### Description of the task
With the exception of the pictures, write out the data below precisely.

##### Material supplied #####

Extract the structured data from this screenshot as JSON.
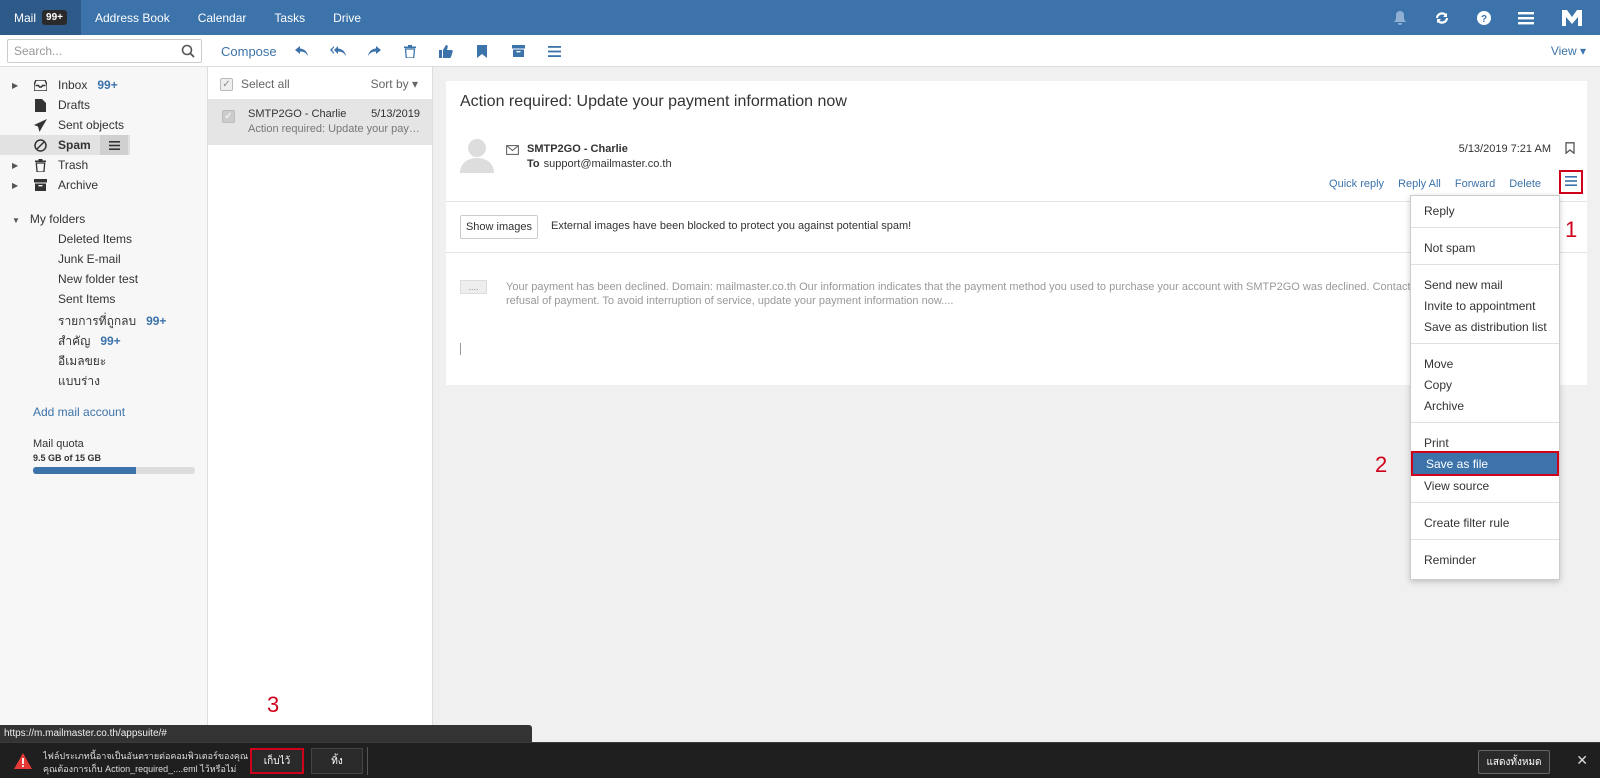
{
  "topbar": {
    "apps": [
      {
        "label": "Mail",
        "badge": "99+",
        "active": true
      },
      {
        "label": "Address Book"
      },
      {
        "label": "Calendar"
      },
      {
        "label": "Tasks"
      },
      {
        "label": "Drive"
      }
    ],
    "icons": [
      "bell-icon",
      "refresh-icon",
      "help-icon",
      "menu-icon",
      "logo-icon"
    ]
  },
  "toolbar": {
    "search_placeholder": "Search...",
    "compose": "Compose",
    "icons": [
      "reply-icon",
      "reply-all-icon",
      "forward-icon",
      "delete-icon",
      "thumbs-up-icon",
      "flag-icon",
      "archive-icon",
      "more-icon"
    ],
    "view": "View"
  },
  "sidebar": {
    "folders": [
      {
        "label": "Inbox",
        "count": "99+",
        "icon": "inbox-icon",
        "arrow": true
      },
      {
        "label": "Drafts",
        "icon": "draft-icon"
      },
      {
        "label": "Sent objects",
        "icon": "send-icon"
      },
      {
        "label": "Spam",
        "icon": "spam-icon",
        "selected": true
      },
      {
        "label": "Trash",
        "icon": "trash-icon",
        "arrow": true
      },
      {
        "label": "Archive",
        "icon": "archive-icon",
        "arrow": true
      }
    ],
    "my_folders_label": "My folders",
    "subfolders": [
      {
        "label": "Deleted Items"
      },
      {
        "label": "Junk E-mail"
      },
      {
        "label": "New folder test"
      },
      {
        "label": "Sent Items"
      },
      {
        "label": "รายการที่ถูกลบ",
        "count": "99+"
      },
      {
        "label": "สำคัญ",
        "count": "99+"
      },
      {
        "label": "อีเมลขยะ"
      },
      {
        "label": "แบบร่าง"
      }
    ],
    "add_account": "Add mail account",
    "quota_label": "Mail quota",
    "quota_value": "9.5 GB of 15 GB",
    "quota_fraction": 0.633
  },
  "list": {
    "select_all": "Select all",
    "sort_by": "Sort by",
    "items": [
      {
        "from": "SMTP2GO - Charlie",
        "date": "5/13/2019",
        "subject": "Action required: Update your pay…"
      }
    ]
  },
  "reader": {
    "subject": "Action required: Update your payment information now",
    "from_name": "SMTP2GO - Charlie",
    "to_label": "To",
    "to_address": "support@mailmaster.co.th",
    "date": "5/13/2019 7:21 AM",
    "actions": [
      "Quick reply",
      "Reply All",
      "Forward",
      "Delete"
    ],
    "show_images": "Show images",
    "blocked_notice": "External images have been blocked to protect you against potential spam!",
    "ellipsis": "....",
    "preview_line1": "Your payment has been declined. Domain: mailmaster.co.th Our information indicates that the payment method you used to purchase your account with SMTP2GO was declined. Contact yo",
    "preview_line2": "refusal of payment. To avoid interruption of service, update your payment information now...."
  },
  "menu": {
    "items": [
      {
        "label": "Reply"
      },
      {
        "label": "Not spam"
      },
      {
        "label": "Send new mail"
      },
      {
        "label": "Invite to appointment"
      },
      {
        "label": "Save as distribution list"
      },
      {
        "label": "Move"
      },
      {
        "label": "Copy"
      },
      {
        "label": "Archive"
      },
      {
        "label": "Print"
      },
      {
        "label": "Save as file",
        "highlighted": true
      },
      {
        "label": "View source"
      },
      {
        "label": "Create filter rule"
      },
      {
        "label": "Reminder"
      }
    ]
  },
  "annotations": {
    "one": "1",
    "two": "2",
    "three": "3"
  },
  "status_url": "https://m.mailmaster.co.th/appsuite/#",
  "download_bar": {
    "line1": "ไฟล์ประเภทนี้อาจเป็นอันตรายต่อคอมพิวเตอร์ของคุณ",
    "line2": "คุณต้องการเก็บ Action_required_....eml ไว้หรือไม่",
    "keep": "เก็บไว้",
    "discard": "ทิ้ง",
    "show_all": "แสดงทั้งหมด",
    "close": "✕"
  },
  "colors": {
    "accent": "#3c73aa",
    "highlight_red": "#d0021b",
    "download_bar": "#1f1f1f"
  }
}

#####

### Response area
Extract the structured data from this screenshot as JSON.
{
  "topbar": {
    "apps": [
      {
        "label": "Mail",
        "badge": "99+",
        "active": true
      },
      {
        "label": "Address Book"
      },
      {
        "label": "Calendar"
      },
      {
        "label": "Tasks"
      },
      {
        "label": "Drive"
      }
    ],
    "icons": [
      "bell-icon",
      "refresh-icon",
      "help-icon",
      "menu-icon",
      "logo-icon"
    ]
  },
  "toolbar": {
    "search_placeholder": "Search...",
    "compose": "Compose",
    "icons": [
      "reply-icon",
      "reply-all-icon",
      "forward-icon",
      "delete-icon",
      "thumbs-up-icon",
      "flag-icon",
      "archive-icon",
      "more-icon"
    ],
    "view": "View"
  },
  "sidebar": {
    "folders": [
      {
        "label": "Inbox",
        "count": "99+",
        "icon": "inbox-icon",
        "arrow": true
      },
      {
        "label": "Drafts",
        "icon": "draft-icon"
      },
      {
        "label": "Sent objects",
        "icon": "send-icon"
      },
      {
        "label": "Spam",
        "icon": "spam-icon",
        "selected": true
      },
      {
        "label": "Trash",
        "icon": "trash-icon",
        "arrow": true
      },
      {
        "label": "Archive",
        "icon": "archive-icon",
        "arrow": true
      }
    ],
    "my_folders_label": "My folders",
    "subfolders": [
      {
        "label": "Deleted Items"
      },
      {
        "label": "Junk E-mail"
      },
      {
        "label": "New folder test"
      },
      {
        "label": "Sent Items"
      },
      {
        "label": "รายการที่ถูกลบ",
        "count": "99+"
      },
      {
        "label": "สำคัญ",
        "count": "99+"
      },
      {
        "label": "อีเมลขยะ"
      },
      {
        "label": "แบบร่าง"
      }
    ],
    "add_account": "Add mail account",
    "quota_label": "Mail quota",
    "quota_value": "9.5 GB of 15 GB",
    "quota_fraction": 0.633
  },
  "list": {
    "select_all": "Select all",
    "sort_by": "Sort by",
    "items": [
      {
        "from": "SMTP2GO - Charlie",
        "date": "5/13/2019",
        "subject": "Action required: Update your pay…"
      }
    ]
  },
  "reader": {
    "subject": "Action required: Update your payment information now",
    "from_name": "SMTP2GO - Charlie",
    "to_label": "To",
    "to_address": "support@mailmaster.co.th",
    "date": "5/13/2019 7:21 AM",
    "actions": [
      "Quick reply",
      "Reply All",
      "Forward",
      "Delete"
    ],
    "show_images": "Show images",
    "blocked_notice": "External images have been blocked to protect you against potential spam!",
    "ellipsis": "....",
    "preview_line1": "Your payment has been declined. Domain: mailmaster.co.th Our information indicates that the payment method you used to purchase your account with SMTP2GO was declined. Contact yo",
    "preview_line2": "refusal of payment. To avoid interruption of service, update your payment information now...."
  },
  "menu": {
    "items": [
      {
        "label": "Reply"
      },
      {
        "label": "Not spam"
      },
      {
        "label": "Send new mail"
      },
      {
        "label": "Invite to appointment"
      },
      {
        "label": "Save as distribution list"
      },
      {
        "label": "Move"
      },
      {
        "label": "Copy"
      },
      {
        "label": "Archive"
      },
      {
        "label": "Print"
      },
      {
        "label": "Save as file",
        "highlighted": true
      },
      {
        "label": "View source"
      },
      {
        "label": "Create filter rule"
      },
      {
        "label": "Reminder"
      }
    ]
  },
  "annotations": {
    "one": "1",
    "two": "2",
    "three": "3"
  },
  "status_url": "https://m.mailmaster.co.th/appsuite/#",
  "download_bar": {
    "line1": "ไฟล์ประเภทนี้อาจเป็นอันตรายต่อคอมพิวเตอร์ของคุณ",
    "line2": "คุณต้องการเก็บ Action_required_....eml ไว้หรือไม่",
    "keep": "เก็บไว้",
    "discard": "ทิ้ง",
    "show_all": "แสดงทั้งหมด",
    "close": "✕"
  },
  "colors": {
    "accent": "#3c73aa",
    "highlight_red": "#d0021b",
    "download_bar": "#1f1f1f"
  }
}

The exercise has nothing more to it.